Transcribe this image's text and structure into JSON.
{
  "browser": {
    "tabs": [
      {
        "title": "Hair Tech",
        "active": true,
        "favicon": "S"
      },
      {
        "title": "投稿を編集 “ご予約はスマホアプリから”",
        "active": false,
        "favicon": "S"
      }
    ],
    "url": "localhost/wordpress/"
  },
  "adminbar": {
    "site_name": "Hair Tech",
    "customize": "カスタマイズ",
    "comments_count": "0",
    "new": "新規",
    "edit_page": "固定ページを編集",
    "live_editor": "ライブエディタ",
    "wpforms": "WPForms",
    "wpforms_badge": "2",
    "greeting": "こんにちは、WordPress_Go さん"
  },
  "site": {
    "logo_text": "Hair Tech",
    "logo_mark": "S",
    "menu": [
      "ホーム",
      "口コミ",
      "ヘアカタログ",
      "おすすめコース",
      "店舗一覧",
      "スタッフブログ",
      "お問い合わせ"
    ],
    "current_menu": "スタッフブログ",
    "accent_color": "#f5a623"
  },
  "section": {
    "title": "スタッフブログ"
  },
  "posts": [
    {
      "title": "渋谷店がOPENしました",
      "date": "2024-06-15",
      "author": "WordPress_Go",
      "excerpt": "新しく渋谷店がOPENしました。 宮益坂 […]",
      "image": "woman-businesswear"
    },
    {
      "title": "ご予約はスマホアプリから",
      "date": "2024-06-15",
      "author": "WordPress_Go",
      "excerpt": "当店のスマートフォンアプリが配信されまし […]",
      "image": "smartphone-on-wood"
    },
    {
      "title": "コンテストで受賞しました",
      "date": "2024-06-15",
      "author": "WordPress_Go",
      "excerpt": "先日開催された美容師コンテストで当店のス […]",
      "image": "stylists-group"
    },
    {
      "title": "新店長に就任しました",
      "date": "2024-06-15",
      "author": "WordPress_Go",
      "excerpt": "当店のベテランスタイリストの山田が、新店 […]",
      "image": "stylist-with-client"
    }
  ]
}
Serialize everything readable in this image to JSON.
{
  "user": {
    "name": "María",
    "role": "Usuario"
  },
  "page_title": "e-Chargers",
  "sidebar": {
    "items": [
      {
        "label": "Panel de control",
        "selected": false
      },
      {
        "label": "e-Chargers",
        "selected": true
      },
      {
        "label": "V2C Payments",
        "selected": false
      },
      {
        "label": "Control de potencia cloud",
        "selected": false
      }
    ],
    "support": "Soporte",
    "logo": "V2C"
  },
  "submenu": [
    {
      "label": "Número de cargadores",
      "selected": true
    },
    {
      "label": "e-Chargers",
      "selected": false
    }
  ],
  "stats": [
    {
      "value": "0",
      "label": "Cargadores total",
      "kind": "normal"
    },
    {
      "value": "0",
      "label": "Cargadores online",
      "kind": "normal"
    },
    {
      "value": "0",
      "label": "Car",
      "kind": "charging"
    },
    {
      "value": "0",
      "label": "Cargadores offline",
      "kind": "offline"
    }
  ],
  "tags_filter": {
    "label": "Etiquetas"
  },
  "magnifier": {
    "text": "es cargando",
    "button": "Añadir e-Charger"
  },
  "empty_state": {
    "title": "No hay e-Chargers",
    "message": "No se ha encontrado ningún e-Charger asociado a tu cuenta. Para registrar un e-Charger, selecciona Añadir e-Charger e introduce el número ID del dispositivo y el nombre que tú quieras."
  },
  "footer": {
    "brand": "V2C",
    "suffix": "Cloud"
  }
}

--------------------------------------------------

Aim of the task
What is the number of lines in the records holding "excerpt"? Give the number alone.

Result of the exercise
4